[[ Supplied data open ]]
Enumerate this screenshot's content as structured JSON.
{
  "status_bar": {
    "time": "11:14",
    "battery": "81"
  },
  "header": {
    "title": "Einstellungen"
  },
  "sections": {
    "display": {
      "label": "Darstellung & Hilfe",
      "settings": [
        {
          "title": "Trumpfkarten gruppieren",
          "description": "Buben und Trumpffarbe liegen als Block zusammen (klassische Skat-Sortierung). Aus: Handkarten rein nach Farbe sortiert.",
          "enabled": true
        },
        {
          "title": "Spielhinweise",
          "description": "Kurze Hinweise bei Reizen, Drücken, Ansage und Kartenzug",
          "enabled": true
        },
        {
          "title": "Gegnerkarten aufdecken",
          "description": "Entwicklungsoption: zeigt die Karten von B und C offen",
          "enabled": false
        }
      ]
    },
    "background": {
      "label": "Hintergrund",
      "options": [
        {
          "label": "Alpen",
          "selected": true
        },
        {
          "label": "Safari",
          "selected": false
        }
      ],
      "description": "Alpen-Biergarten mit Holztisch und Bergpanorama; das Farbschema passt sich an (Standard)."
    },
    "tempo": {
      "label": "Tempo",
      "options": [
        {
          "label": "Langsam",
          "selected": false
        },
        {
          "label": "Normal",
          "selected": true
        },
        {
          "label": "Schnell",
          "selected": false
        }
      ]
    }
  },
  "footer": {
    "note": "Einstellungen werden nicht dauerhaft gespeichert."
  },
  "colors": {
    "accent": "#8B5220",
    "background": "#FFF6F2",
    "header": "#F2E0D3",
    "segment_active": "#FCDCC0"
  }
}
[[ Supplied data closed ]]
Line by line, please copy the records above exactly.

● Output below
Enumerate this screenshot's content as structured JSON.
{
  "status_bar": {
    "time": "11:14",
    "battery": "81"
  },
  "header": {
    "title": "Einstellungen"
  },
  "sections": {
    "display": {
      "label": "Darstellung & Hilfe",
      "settings": [
        {
          "title": "Trumpfkarten gruppieren",
          "description": "Buben und Trumpffarbe liegen als Block zusammen (klassische Skat-Sortierung). Aus: Handkarten rein nach Farbe sortiert.",
          "enabled": true
        },
        {
          "title": "Spielhinweise",
          "description": "Kurze Hinweise bei Reizen, Drücken, Ansage und Kartenzug",
          "enabled": true
        },
        {
          "title": "Gegnerkarten aufdecken",
          "description": "Entwicklungsoption: zeigt die Karten von B und C offen",
          "enabled": false
        }
      ]
    },
    "background": {
      "label": "Hintergrund",
      "options": [
        {
          "label": "Alpen",
          "selected": true
        },
        {
          "label": "Safari",
          "selected": false
        }
      ],
      "description": "Alpen-Biergarten mit Holztisch und Bergpanorama; das Farbschema passt sich an (Standard)."
    },
    "tempo": {
      "label": "Tempo",
      "options": [
        {
          "label": "Langsam",
          "selected": false
        },
        {
          "label": "Normal",
          "selected": true
        },
        {
          "label": "Schnell",
          "selected": false
        }
      ]
    }
  },
  "footer": {
    "note": "Einstellungen werden nicht dauerhaft gespeichert."
  },
  "colors": {
    "accent": "#8B5220",
    "background": "#FFF6F2",
    "header": "#F2E0D3",
    "segment_active": "#FCDCC0"
  }
}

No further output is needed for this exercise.